Give the data again exactly, without images.

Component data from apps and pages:
::::

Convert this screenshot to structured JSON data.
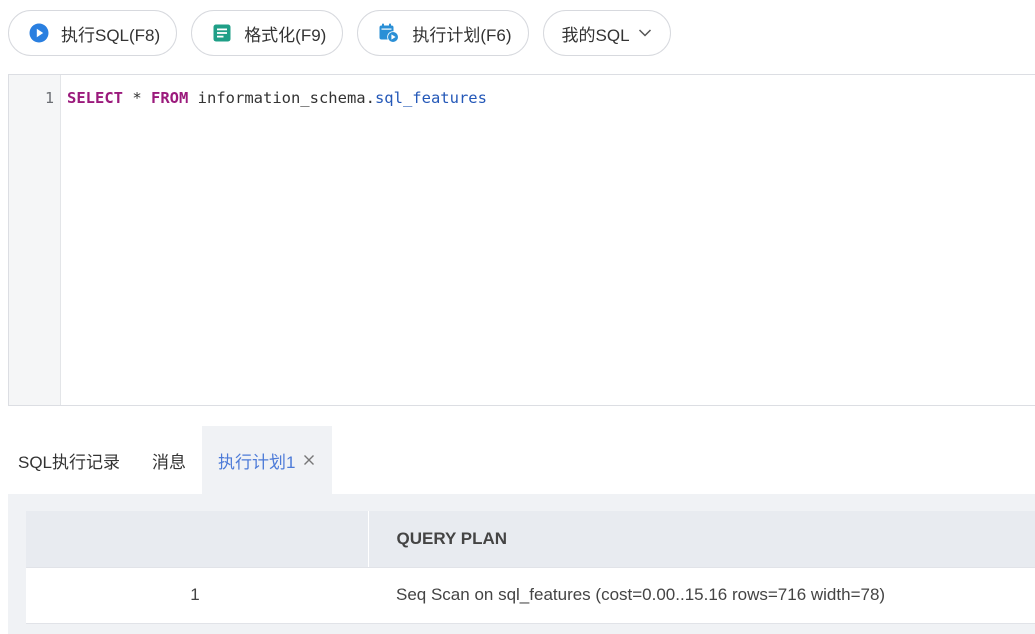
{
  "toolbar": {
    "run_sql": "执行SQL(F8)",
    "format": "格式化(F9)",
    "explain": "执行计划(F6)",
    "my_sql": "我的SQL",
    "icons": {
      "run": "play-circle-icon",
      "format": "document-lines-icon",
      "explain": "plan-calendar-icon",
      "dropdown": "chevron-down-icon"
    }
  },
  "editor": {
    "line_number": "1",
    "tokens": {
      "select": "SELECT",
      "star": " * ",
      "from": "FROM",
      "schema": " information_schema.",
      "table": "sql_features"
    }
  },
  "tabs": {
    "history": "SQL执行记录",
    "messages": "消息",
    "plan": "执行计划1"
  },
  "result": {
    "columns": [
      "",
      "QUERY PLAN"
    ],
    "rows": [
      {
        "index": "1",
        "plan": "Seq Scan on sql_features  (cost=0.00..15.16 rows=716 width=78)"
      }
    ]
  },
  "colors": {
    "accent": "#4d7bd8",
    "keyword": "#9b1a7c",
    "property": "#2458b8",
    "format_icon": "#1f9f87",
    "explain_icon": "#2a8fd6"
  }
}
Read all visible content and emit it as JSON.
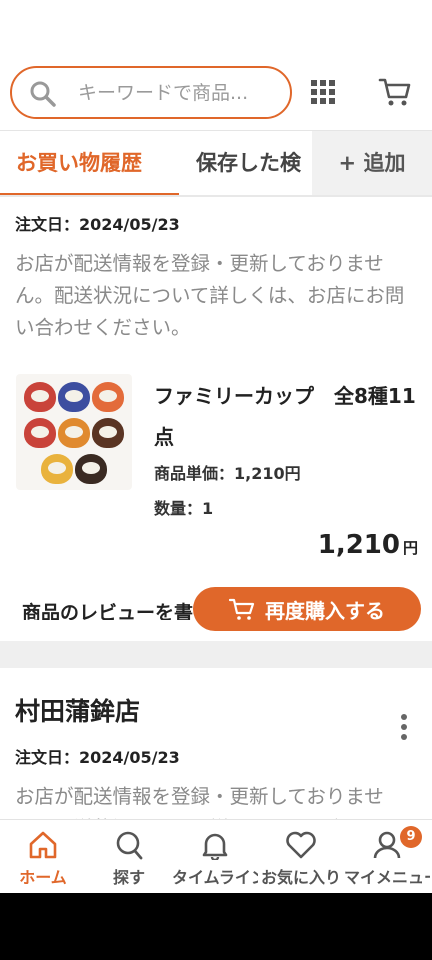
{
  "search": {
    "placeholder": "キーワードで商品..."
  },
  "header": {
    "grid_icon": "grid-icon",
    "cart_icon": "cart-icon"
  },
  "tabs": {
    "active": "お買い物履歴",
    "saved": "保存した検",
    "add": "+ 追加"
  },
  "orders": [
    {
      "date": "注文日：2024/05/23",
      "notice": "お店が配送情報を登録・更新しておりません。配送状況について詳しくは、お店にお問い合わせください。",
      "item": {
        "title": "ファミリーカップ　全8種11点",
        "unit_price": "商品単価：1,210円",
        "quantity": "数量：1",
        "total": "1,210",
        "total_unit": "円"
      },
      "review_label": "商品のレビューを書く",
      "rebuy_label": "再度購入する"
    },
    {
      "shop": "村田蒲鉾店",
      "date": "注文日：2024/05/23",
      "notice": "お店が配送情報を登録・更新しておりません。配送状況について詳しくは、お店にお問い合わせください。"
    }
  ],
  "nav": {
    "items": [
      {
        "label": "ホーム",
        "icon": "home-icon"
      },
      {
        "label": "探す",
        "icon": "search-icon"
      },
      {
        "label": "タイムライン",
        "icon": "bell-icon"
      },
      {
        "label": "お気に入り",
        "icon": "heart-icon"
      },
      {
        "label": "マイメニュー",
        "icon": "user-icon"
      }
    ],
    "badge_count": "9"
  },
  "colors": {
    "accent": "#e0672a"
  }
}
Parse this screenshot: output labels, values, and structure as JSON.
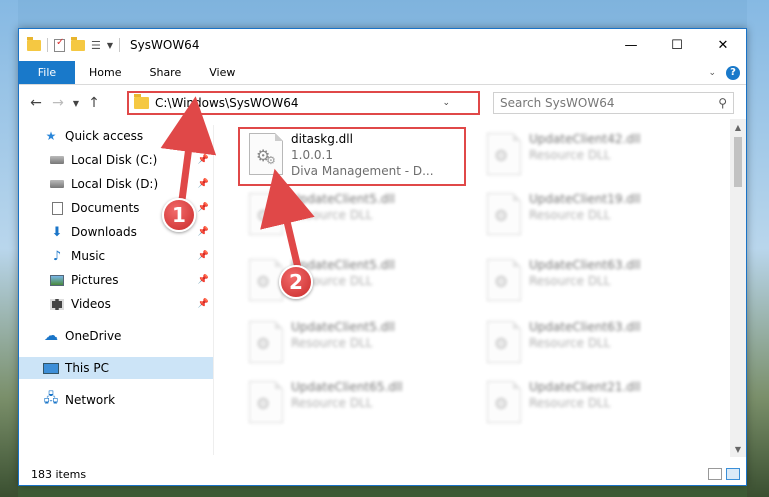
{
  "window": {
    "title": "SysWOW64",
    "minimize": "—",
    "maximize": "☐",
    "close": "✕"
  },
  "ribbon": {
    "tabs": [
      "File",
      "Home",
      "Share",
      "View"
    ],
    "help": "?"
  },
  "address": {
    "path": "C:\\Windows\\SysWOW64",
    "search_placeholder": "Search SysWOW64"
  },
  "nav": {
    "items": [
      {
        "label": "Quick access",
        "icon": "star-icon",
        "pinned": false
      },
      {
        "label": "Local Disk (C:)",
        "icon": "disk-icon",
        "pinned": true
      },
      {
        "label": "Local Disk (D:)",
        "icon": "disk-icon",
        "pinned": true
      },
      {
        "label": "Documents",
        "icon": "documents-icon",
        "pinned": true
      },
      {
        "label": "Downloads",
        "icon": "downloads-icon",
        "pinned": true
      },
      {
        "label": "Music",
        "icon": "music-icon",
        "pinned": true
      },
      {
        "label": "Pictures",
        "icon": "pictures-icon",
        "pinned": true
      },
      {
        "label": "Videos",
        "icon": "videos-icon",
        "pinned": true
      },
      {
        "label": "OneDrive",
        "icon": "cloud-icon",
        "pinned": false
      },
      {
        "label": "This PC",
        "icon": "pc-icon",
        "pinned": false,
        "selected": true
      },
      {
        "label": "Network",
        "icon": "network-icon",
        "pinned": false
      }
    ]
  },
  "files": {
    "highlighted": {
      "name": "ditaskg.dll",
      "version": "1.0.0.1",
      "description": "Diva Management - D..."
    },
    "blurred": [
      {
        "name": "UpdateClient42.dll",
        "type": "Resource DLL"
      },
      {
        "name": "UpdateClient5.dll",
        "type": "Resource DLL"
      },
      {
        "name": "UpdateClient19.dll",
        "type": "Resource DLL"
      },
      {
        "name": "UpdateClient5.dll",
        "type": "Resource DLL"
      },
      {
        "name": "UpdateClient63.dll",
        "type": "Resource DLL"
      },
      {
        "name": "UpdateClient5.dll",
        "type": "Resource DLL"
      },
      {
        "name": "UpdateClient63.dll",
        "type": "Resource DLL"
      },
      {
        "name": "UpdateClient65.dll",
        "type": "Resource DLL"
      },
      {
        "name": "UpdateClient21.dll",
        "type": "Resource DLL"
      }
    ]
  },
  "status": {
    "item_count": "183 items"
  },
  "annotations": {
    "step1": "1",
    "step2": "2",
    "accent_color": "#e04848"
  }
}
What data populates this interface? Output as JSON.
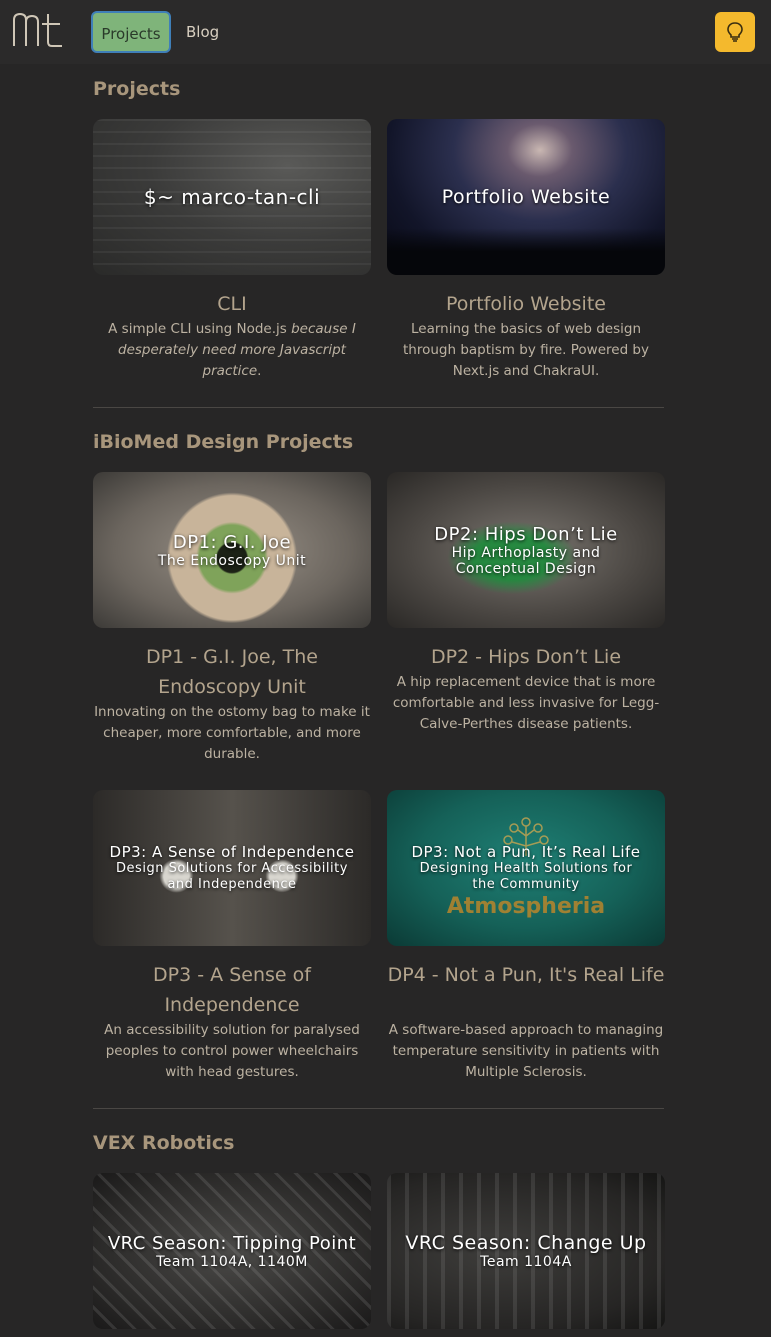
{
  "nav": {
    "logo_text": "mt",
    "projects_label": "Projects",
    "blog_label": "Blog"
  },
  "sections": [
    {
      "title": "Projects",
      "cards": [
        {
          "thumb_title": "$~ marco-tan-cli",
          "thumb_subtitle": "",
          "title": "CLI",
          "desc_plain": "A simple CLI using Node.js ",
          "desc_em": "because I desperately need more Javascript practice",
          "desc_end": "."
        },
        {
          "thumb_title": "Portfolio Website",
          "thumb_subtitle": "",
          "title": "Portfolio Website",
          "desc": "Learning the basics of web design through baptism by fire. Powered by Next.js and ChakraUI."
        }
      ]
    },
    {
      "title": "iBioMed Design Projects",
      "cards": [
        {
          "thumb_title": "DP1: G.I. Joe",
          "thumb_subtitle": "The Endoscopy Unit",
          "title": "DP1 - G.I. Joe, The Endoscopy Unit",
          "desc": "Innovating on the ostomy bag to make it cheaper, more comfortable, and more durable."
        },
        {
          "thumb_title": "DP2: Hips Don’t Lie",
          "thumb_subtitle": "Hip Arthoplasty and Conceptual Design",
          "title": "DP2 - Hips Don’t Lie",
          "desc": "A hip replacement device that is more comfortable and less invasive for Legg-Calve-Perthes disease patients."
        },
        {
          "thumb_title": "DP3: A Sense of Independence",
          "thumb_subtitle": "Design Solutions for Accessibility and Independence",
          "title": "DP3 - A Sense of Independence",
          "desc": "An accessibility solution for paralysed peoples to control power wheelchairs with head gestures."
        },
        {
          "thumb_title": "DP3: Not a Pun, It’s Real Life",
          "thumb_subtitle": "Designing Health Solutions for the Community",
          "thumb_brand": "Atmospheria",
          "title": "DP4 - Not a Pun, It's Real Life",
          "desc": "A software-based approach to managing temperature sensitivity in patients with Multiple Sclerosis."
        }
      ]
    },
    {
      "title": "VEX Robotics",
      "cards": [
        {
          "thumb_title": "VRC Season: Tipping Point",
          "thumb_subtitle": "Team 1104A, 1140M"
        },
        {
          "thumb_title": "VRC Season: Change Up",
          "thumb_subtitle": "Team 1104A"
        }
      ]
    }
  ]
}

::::

* ANSWER FOR THE TASK
Convert this screenshot to structured JSON data.
{
  "toolbar": {
    "run_sql": "执行SQL(F8)",
    "format": "格式化(F9)",
    "explain": "执行计划(F6)",
    "my_sql": "我的SQL",
    "icons": {
      "run": "play-circle-icon",
      "format": "document-lines-icon",
      "explain": "plan-calendar-icon",
      "dropdown": "chevron-down-icon"
    }
  },
  "editor": {
    "line_number": "1",
    "tokens": {
      "select": "SELECT",
      "star": " * ",
      "from": "FROM",
      "schema": " information_schema.",
      "table": "sql_features"
    }
  },
  "tabs": {
    "history": "SQL执行记录",
    "messages": "消息",
    "plan": "执行计划1"
  },
  "result": {
    "columns": [
      "",
      "QUERY PLAN"
    ],
    "rows": [
      {
        "index": "1",
        "plan": "Seq Scan on sql_features  (cost=0.00..15.16 rows=716 width=78)"
      }
    ]
  },
  "colors": {
    "accent": "#4d7bd8",
    "keyword": "#9b1a7c",
    "property": "#2458b8",
    "format_icon": "#1f9f87",
    "explain_icon": "#2a8fd6"
  }
}
Read all visible content and emit it as JSON.
{
  "search": {
    "placeholder": "キーワードで商品..."
  },
  "header": {
    "grid_icon": "grid-icon",
    "cart_icon": "cart-icon"
  },
  "tabs": {
    "active": "お買い物履歴",
    "saved": "保存した検",
    "add": "+ 追加"
  },
  "orders": [
    {
      "date": "注文日：2024/05/23",
      "notice": "お店が配送情報を登録・更新しておりません。配送状況について詳しくは、お店にお問い合わせください。",
      "item": {
        "title": "ファミリーカップ　全8種11点",
        "unit_price": "商品単価：1,210円",
        "quantity": "数量：1",
        "total": "1,210",
        "total_unit": "円"
      },
      "review_label": "商品のレビューを書く",
      "rebuy_label": "再度購入する"
    },
    {
      "shop": "村田蒲鉾店",
      "date": "注文日：2024/05/23",
      "notice": "お店が配送情報を登録・更新しておりません。配送状況について詳しくは、お店にお問い合わせください。"
    }
  ],
  "nav": {
    "items": [
      {
        "label": "ホーム",
        "icon": "home-icon"
      },
      {
        "label": "探す",
        "icon": "search-icon"
      },
      {
        "label": "タイムライン",
        "icon": "bell-icon"
      },
      {
        "label": "お気に入り",
        "icon": "heart-icon"
      },
      {
        "label": "マイメニュー",
        "icon": "user-icon"
      }
    ],
    "badge_count": "9"
  },
  "colors": {
    "accent": "#e0672a"
  }
}
Parse this screenshot: output labels, values, and structure as JSON.
{
  "window": {
    "title": "SysWOW64",
    "minimize": "—",
    "maximize": "☐",
    "close": "✕"
  },
  "ribbon": {
    "tabs": [
      "File",
      "Home",
      "Share",
      "View"
    ],
    "help": "?"
  },
  "address": {
    "path": "C:\\Windows\\SysWOW64",
    "search_placeholder": "Search SysWOW64"
  },
  "nav": {
    "items": [
      {
        "label": "Quick access",
        "icon": "star-icon",
        "pinned": false
      },
      {
        "label": "Local Disk (C:)",
        "icon": "disk-icon",
        "pinned": true
      },
      {
        "label": "Local Disk (D:)",
        "icon": "disk-icon",
        "pinned": true
      },
      {
        "label": "Documents",
        "icon": "documents-icon",
        "pinned": true
      },
      {
        "label": "Downloads",
        "icon": "downloads-icon",
        "pinned": true
      },
      {
        "label": "Music",
        "icon": "music-icon",
        "pinned": true
      },
      {
        "label": "Pictures",
        "icon": "pictures-icon",
        "pinned": true
      },
      {
        "label": "Videos",
        "icon": "videos-icon",
        "pinned": true
      },
      {
        "label": "OneDrive",
        "icon": "cloud-icon",
        "pinned": false
      },
      {
        "label": "This PC",
        "icon": "pc-icon",
        "pinned": false,
        "selected": true
      },
      {
        "label": "Network",
        "icon": "network-icon",
        "pinned": false
      }
    ]
  },
  "files": {
    "highlighted": {
      "name": "ditaskg.dll",
      "version": "1.0.0.1",
      "description": "Diva Management - D..."
    },
    "blurred": [
      {
        "name": "UpdateClient42.dll",
        "type": "Resource DLL"
      },
      {
        "name": "UpdateClient5.dll",
        "type": "Resource DLL"
      },
      {
        "name": "UpdateClient19.dll",
        "type": "Resource DLL"
      },
      {
        "name": "UpdateClient5.dll",
        "type": "Resource DLL"
      },
      {
        "name": "UpdateClient63.dll",
        "type": "Resource DLL"
      },
      {
        "name": "UpdateClient5.dll",
        "type": "Resource DLL"
      },
      {
        "name": "UpdateClient63.dll",
        "type": "Resource DLL"
      },
      {
        "name": "UpdateClient65.dll",
        "type": "Resource DLL"
      },
      {
        "name": "UpdateClient21.dll",
        "type": "Resource DLL"
      }
    ]
  },
  "status": {
    "item_count": "183 items"
  },
  "annotations": {
    "step1": "1",
    "step2": "2",
    "accent_color": "#e04848"
  }
}
What data populates this interface? Output as JSON.
{
  "nav": {
    "logo_text": "mt",
    "projects_label": "Projects",
    "blog_label": "Blog"
  },
  "sections": [
    {
      "title": "Projects",
      "cards": [
        {
          "thumb_title": "$~ marco-tan-cli",
          "thumb_subtitle": "",
          "title": "CLI",
          "desc_plain": "A simple CLI using Node.js ",
          "desc_em": "because I desperately need more Javascript practice",
          "desc_end": "."
        },
        {
          "thumb_title": "Portfolio Website",
          "thumb_subtitle": "",
          "title": "Portfolio Website",
          "desc": "Learning the basics of web design through baptism by fire. Powered by Next.js and ChakraUI."
        }
      ]
    },
    {
      "title": "iBioMed Design Projects",
      "cards": [
        {
          "thumb_title": "DP1: G.I. Joe",
          "thumb_subtitle": "The Endoscopy Unit",
          "title": "DP1 - G.I. Joe, The Endoscopy Unit",
          "desc": "Innovating on the ostomy bag to make it cheaper, more comfortable, and more durable."
        },
        {
          "thumb_title": "DP2: Hips Don’t Lie",
          "thumb_subtitle": "Hip Arthoplasty and Conceptual Design",
          "title": "DP2 - Hips Don’t Lie",
          "desc": "A hip replacement device that is more comfortable and less invasive for Legg-Calve-Perthes disease patients."
        },
        {
          "thumb_title": "DP3: A Sense of Independence",
          "thumb_subtitle": "Design Solutions for Accessibility and Independence",
          "title": "DP3 - A Sense of Independence",
          "desc": "An accessibility solution for paralysed peoples to control power wheelchairs with head gestures."
        },
        {
          "thumb_title": "DP3: Not a Pun, It’s Real Life",
          "thumb_subtitle": "Designing Health Solutions for the Community",
          "thumb_brand": "Atmospheria",
          "title": "DP4 - Not a Pun, It's Real Life",
          "desc": "A software-based approach to managing temperature sensitivity in patients with Multiple Sclerosis."
        }
      ]
    },
    {
      "title": "VEX Robotics",
      "cards": [
        {
          "thumb_title": "VRC Season: Tipping Point",
          "thumb_subtitle": "Team 1104A, 1140M"
        },
        {
          "thumb_title": "VRC Season: Change Up",
          "thumb_subtitle": "Team 1104A"
        }
      ]
    }
  ]
}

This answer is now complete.